Dave Zollinger Saves Some for Posterity
The sight of thousands of acres of fertile San Joaquin Valley farmland disappearing under housing tracts and shopping malls each year spurred Dave Zollinger to do something about it. The long-time member of Blue Diamond® and board member has seen what happens with "indiscriminate urban sprawl." He grew up in the San Fernando Valley during the 1940s and remembers it as a beautiful area of orange groves that was "a wonderful place to live." Then came the post-war housing boom that replaced the orange groves with suburbs, malls and air pollution.
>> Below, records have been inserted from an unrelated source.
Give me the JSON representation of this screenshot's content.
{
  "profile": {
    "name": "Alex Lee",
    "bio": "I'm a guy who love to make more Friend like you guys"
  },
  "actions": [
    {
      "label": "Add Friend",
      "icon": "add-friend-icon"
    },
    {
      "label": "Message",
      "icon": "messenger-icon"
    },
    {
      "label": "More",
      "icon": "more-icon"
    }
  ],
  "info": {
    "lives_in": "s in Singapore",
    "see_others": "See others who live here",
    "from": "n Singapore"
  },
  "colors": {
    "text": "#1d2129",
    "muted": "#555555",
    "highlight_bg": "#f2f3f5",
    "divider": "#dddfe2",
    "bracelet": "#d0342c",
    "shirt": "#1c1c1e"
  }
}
Seeing an onrushing tide of development sweeping the Central Valley in recent years, most notably in his own neighborhood south of Delhi, Zollinger had no desire to repeat his southern California experience. He chose to make a stand…a statement…to preserve a piece of prime farmland for posterity. A partnership among state and federal agencies, Merced County, the Merced County Farmland and Open Space Trust, and American Farmland Trust (AFT) made it possible for him to sell an agricultural conservation easement on his 74-acre ranch. Conservation easements offer landowners flexibility in estate planning while keeping prime farmland in continuous agricultural use.
"This was an opportunity to conserve the land, to maintain it in a way that urban sprawl couldn't overtake it," he said. "It makes me feel good to know that this land will be farmed forever."
Zollinger received $368 thousand for the easement. In return, his land - now planted to almonds, peaches and walnuts - may not be used for anything other than farming or agriculturally related businesses. If he sells the property, future owners would be subject to the same restrictions.
The payment may seem like a lot of money, Zollinger says, but it's much less than he could earn from it if he waited ten years to develop it. But maximizing his return on the property wasn't his intent, he explains: "I've spent many years putting this farm together from scratch - planting trees, building up the soil, and fine-tuning the irrigation system. It gives me great comfort to know that these peach and almond orchards will be available for future generations of farmers, rather than becoming another subdivision."
Funds for the purchase of the easement came from the state's Farmland Conservancy Program and the U.S.D.A.'s Farmland Protection Program. The AFT arranged the financing and ensures the agreement is carried out.
Zollinger's is one of just a few agricultural conservation easements in the San Joaquin Valley, according to AFT. The program is new, but the AFT has another dozen or so projects underway.
Not just any piece of farmland meets the program's goals, however. AFT seeks to protect prime farmland threatened by a city's growth and to direct growth with the placement of easements. The Central Valley offers plenty of candidates. According to AFT, the valley is the most threatened major land resource area in the United States because of its high agricultural productivity, high crop value, and severe threat of population growth.
In Merced County, AFT hopes Zollinger's easement will anchor a line of similar easements on the south side of Delhi, creating a boundary of permanently protected farmland. They will have to move quickly. In the 32 years that Zollinger has been farming there, Delhi has grown from practically nothing to eight thousand people, with the most recent four thousand arriving in just the last few years. At the moment, growth is heading north, but that could change over night, he notes.
"We hope that other farmers in Merced County follow Mr. Zollinger's lead and join in this effort to prevent further urban encroachment onto the high-quality farmland along the Merced River," said Greg Clark, AFT northern San Joaquin Valley field representative.